Climate madness in Queensland
Queensland is a coastal development "hotspot", and in the past few years several local councils have been forced to make their own estimates of future rises in sea levels due to global warming [er, surely "climate change" - Ed], and have applied them to development applications. However, Queensland is believed to be the first state to put a figure on how much the sea will rise.
The Bligh government policy is based on the work of the Intergovernmental Panel on Climate Change and predicts sea levels will rise 30cm by 2050 and 80cm by 2100. Government and industry figures yesterday predicted that if these guidelines were adopted by local councils, it would have an effect on coastal development in all major coastal towns.
That, you would have thought, was moonbattish enough, given that sea levels have risen at the same rate of 2 or 3 mm a year for the past few thousand years, and if anything are slowing down. The likely maximum sea level rise would be about 30cm by 2100.
But no! The Queensland Conservation Council picks a ridiculous figure out of the air, and runs with that instead:
QCC spokesman Simon Baltais says recent data shows sea levels will rise by up to 1.5 metres.
"When you look at the latest science coming out of all of the countries - Australia, Europe - they're all talking sea level rises greater than one metre," he said.
"So they're using the easy way out by saying they're using IPCC data. The truth of the matter is, contemporary science is saying it's a lot higher."

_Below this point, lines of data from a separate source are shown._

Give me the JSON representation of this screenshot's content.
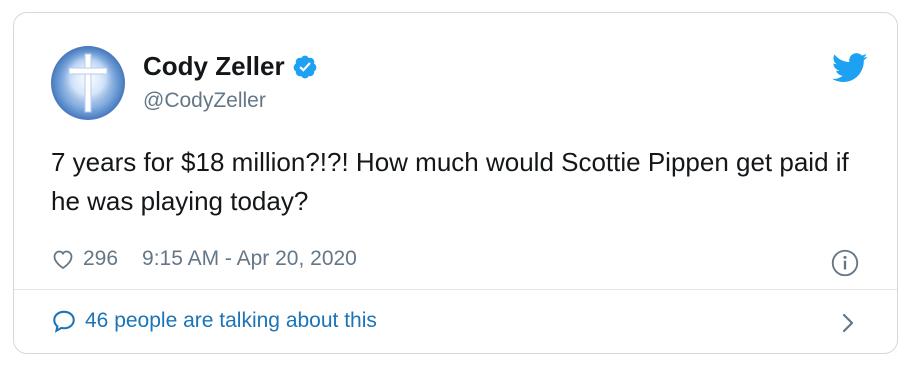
{
  "author": {
    "name": "Cody Zeller",
    "handle": "@CodyZeller"
  },
  "tweet": {
    "text": "7 years for $18 million?!?! How much would Scottie Pippen get paid if he was playing today?",
    "likes": "296",
    "timestamp": "9:15 AM - Apr 20, 2020"
  },
  "footer": {
    "conversation_label": "46 people are talking about this"
  },
  "colors": {
    "accent": "#1da1f2",
    "link": "#1b74b8",
    "muted": "#657786",
    "text": "#14171a",
    "border": "#cfd9de"
  },
  "icons": [
    "cross-avatar",
    "verified-badge-icon",
    "twitter-bird-icon",
    "heart-icon",
    "info-icon",
    "speech-bubble-icon",
    "chevron-right-icon"
  ]
}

What contemporary science is saying 1.5 metres? Answers on a postcard… no, forget it. Climate madness.
Read it here and here.